Saturday, November 21, 2009

Guest Blog: WHIT 5.0

Written by my good friend (and boss), Micah Dylan:

Members of the VelocIT executive team participated in the World Healthcare IT Congress in Alexandria, VA this month. Bruce Fielding and Micah Dylan attended, and we sponsored Dave Burrill, from Wisdom Legacy, and Joyce Hunter, an executive consultant from Washington, DC, as co-attendees.
A few highlights from the show:
  • Bill Clinton spoke on the need to increase healthcare capacity in developing countries, but in the US we have to focus on removing rigidity from our healthcare system. It has become ossified due to a lack of standards that have locked easy flexibility and capability away from patients.
  • Newt Gingrich spoke about the problem of personal accountability and the type of programs and incentives that address individual, cultural, and organizational issues before financial ones. His new foundation, the Center for Health Transformation, is focused on these issues.
  • Dr. Donald Simborg from Health Level Seven (HL7) became our new hero when he said that "it's more important to agree on a standard than to find the perfect standard. The most value comes from simply having a standard and moving on. The Internet developed because we had TCP/IP, not because that was the best networking standard you could possibly have."

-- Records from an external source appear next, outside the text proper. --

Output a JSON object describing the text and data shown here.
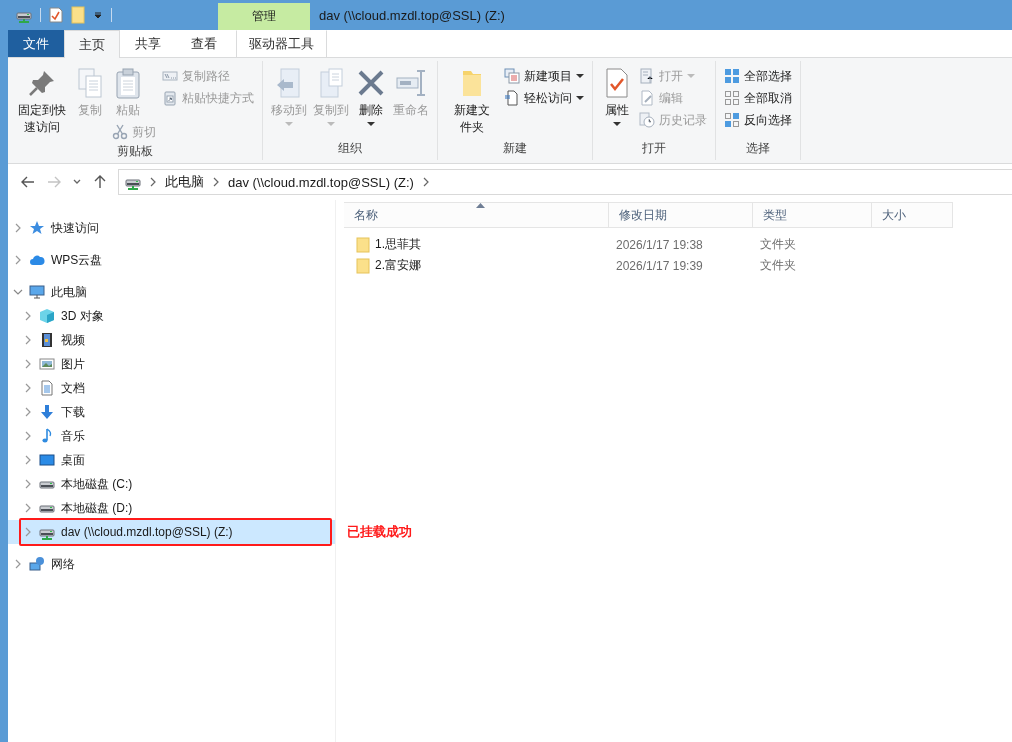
{
  "title_bar": {
    "context_tab": "管理",
    "title": "dav (\\\\cloud.mzdl.top@SSL) (Z:)"
  },
  "ribbon_tabs": [
    {
      "label": "文件",
      "kind": "file",
      "selected": false
    },
    {
      "label": "主页",
      "kind": "tab",
      "selected": true
    },
    {
      "label": "共享",
      "kind": "tab",
      "selected": false
    },
    {
      "label": "查看",
      "kind": "tab",
      "selected": false
    },
    {
      "label": "驱动器工具",
      "kind": "context",
      "selected": false
    }
  ],
  "ribbon_groups": [
    {
      "label": "剪贴板",
      "columns": [
        [
          {
            "label": "固定到快速访问",
            "kind": "large",
            "disabled": false,
            "dropdown": false
          }
        ],
        [
          {
            "label": "复制",
            "kind": "large",
            "disabled": true,
            "dropdown": false
          }
        ],
        [
          {
            "label": "粘贴",
            "kind": "large",
            "disabled": true,
            "dropdown": false
          },
          {
            "label": "剪切",
            "kind": "small",
            "disabled": true,
            "dropdown": false
          }
        ],
        [
          {
            "label": "复制路径",
            "kind": "small",
            "disabled": true,
            "dropdown": false
          },
          {
            "label": "粘贴快捷方式",
            "kind": "small",
            "disabled": true,
            "dropdown": false
          }
        ]
      ]
    },
    {
      "label": "组织",
      "columns": [
        [
          {
            "label": "移动到",
            "kind": "large",
            "disabled": true,
            "dropdown": true
          }
        ],
        [
          {
            "label": "复制到",
            "kind": "large",
            "disabled": true,
            "dropdown": true
          }
        ],
        [
          {
            "label": "删除",
            "kind": "large",
            "disabled": false,
            "dropdown": true
          }
        ],
        [
          {
            "label": "重命名",
            "kind": "large",
            "disabled": true,
            "dropdown": false
          }
        ]
      ]
    },
    {
      "label": "新建",
      "columns": [
        [
          {
            "label": "新建文件夹",
            "kind": "large",
            "disabled": false,
            "dropdown": false
          }
        ],
        [
          {
            "label": "新建项目",
            "kind": "small",
            "disabled": false,
            "dropdown": true
          },
          {
            "label": "轻松访问",
            "kind": "small",
            "disabled": false,
            "dropdown": true
          }
        ]
      ]
    },
    {
      "label": "打开",
      "columns": [
        [
          {
            "label": "属性",
            "kind": "large",
            "disabled": false,
            "dropdown": true
          }
        ],
        [
          {
            "label": "打开",
            "kind": "small",
            "disabled": true,
            "dropdown": true
          },
          {
            "label": "编辑",
            "kind": "small",
            "disabled": true,
            "dropdown": false
          },
          {
            "label": "历史记录",
            "kind": "small",
            "disabled": true,
            "dropdown": false
          }
        ]
      ]
    },
    {
      "label": "选择",
      "columns": [
        [
          {
            "label": "全部选择",
            "kind": "small",
            "disabled": false,
            "dropdown": false
          },
          {
            "label": "全部取消",
            "kind": "small",
            "disabled": false,
            "dropdown": false
          },
          {
            "label": "反向选择",
            "kind": "small",
            "disabled": false,
            "dropdown": false
          }
        ]
      ]
    }
  ],
  "address": {
    "crumbs": [
      "此电脑",
      "dav (\\\\cloud.mzdl.top@SSL) (Z:)"
    ]
  },
  "tree": [
    {
      "label": "快速访问",
      "selected": false,
      "expanded": false
    },
    {
      "label": "WPS云盘",
      "selected": false,
      "expanded": false
    },
    {
      "label": "此电脑",
      "selected": false,
      "expanded": true,
      "children": [
        {
          "label": "3D 对象",
          "selected": false,
          "expanded": false
        },
        {
          "label": "视频",
          "selected": false,
          "expanded": false
        },
        {
          "label": "图片",
          "selected": false,
          "expanded": false
        },
        {
          "label": "文档",
          "selected": false,
          "expanded": false
        },
        {
          "label": "下载",
          "selected": false,
          "expanded": false
        },
        {
          "label": "音乐",
          "selected": false,
          "expanded": false
        },
        {
          "label": "桌面",
          "selected": false,
          "expanded": false
        },
        {
          "label": "本地磁盘 (C:)",
          "selected": false,
          "expanded": false
        },
        {
          "label": "本地磁盘 (D:)",
          "selected": false,
          "expanded": false
        },
        {
          "label": "dav (\\\\cloud.mzdl.top@SSL) (Z:)",
          "selected": true,
          "expanded": false,
          "callout": "已挂载成功"
        }
      ]
    },
    {
      "label": "网络",
      "selected": false,
      "expanded": false
    }
  ],
  "columns": [
    {
      "label": "名称",
      "sorted": true
    },
    {
      "label": "修改日期",
      "sorted": false
    },
    {
      "label": "类型",
      "sorted": false
    },
    {
      "label": "大小",
      "sorted": false
    }
  ],
  "files": [
    {
      "name": "1.思菲其",
      "modified": "2026/1/17 19:38",
      "type": "文件夹"
    },
    {
      "name": "2.富安娜",
      "modified": "2026/1/17 19:39",
      "type": "文件夹"
    }
  ]
}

  • The 'last mile' problem from a local Health Information Exchange (HIE) to providers is probably the biggest technical hurdle. That encompasses standards, implementations, and adoption issues which may be insurmountable.

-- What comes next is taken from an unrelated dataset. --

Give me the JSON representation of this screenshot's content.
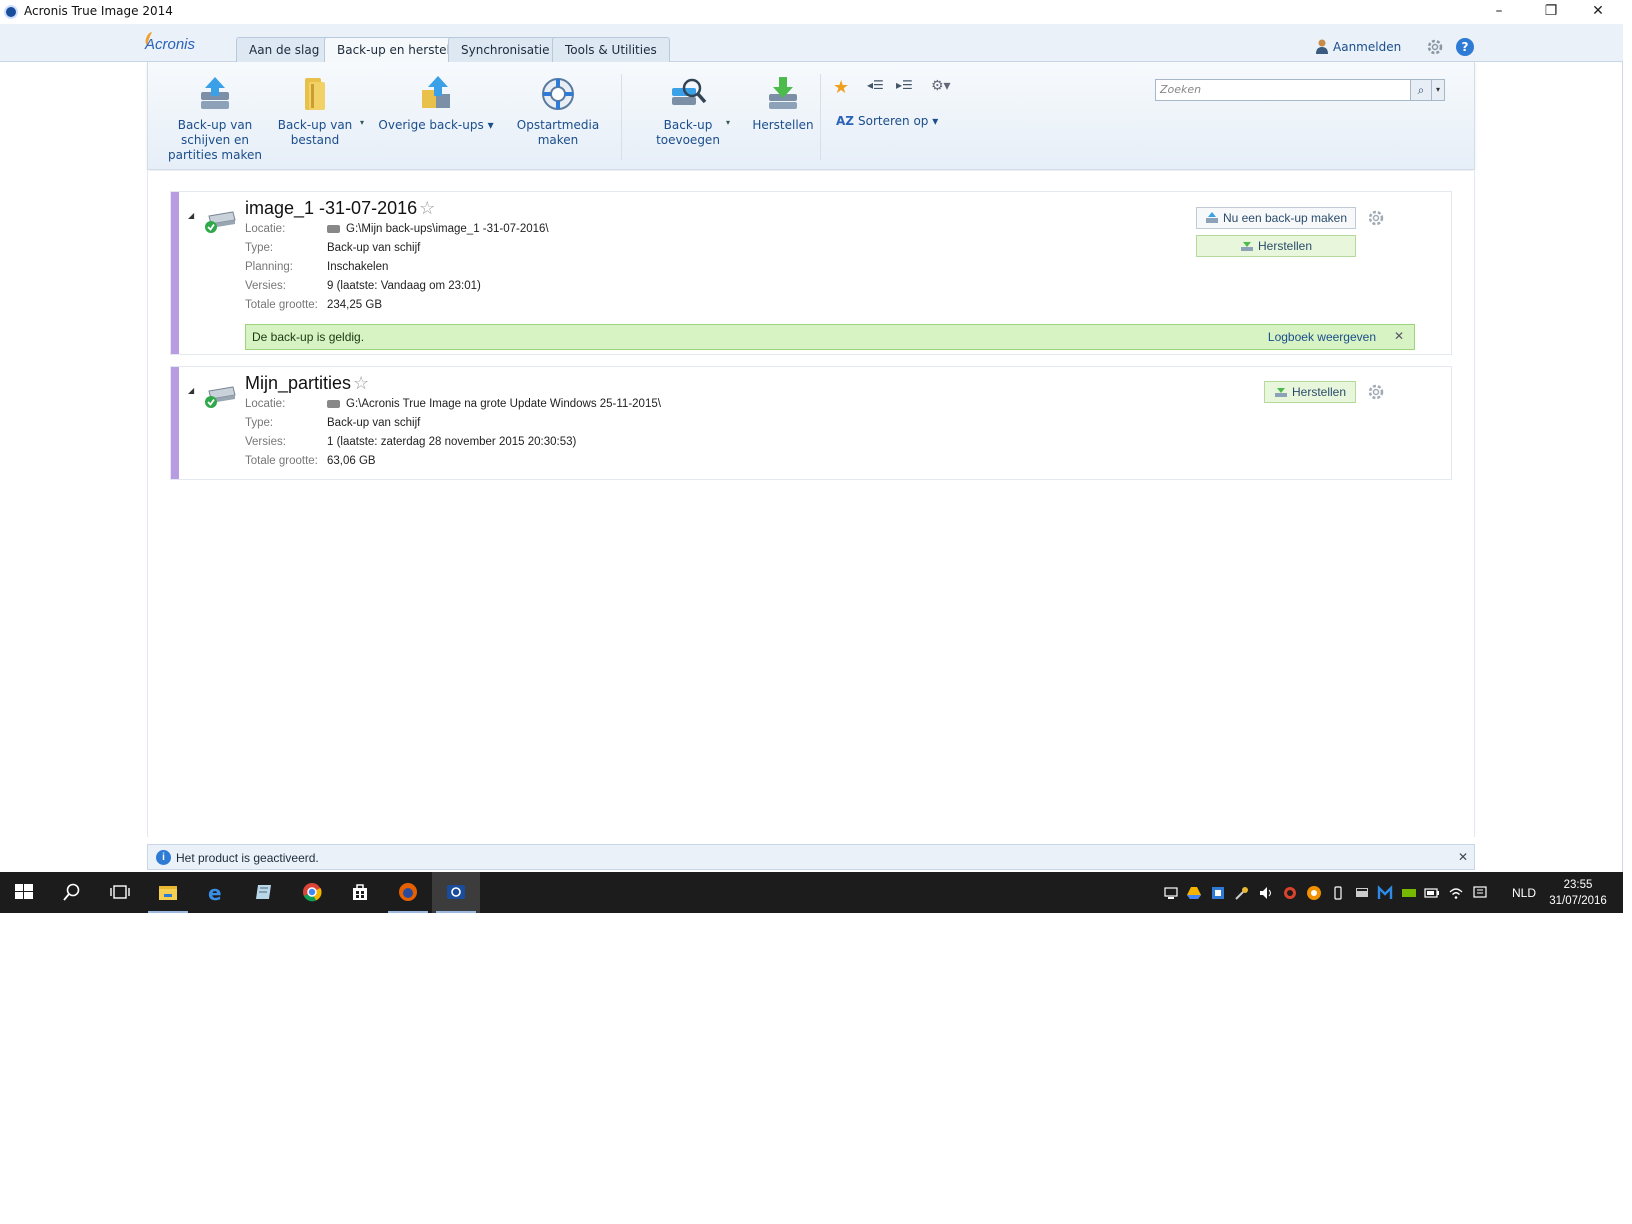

  • The move to a National HIE (NHIE) is extremely far off and 'unlikely in our lifetimes' according to some. The last mile problem looks more like the last light year.
  • Others are focused on orthogonal problems, such as leveraging the skills of healthcare experts to provide personalized healthare to the many rather than the few. One good example is, by a former Google VP.

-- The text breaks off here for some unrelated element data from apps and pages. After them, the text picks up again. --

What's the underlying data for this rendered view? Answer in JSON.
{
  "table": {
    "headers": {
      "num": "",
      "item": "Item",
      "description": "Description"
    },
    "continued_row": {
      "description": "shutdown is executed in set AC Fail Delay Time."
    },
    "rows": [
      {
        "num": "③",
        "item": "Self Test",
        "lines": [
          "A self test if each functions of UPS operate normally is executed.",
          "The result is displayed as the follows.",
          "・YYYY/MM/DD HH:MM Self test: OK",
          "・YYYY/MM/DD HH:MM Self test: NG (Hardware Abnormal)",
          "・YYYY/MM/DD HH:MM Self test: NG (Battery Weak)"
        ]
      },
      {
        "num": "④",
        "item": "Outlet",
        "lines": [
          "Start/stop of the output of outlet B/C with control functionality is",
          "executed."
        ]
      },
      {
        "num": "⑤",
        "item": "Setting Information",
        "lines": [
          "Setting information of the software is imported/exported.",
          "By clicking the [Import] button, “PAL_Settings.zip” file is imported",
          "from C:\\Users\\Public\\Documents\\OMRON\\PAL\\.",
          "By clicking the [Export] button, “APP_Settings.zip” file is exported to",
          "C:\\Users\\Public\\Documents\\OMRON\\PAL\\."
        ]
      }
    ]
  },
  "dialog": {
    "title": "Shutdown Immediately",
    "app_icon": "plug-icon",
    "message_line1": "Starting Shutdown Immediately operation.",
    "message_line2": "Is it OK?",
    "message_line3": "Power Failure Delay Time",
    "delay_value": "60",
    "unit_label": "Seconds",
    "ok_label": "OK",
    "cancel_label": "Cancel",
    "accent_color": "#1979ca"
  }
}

  • Within existing systems, value needs to be increased by focusing on usability and better return on value to payers and providers through automation and business process improvements.
  • There has to be a focus on involving patients in their own care.  Several speakers noted that the largest savings in health care costs will stem from preventing conditions like diabetes, heart disease, and life-style related cancers.
-- Micah Dylan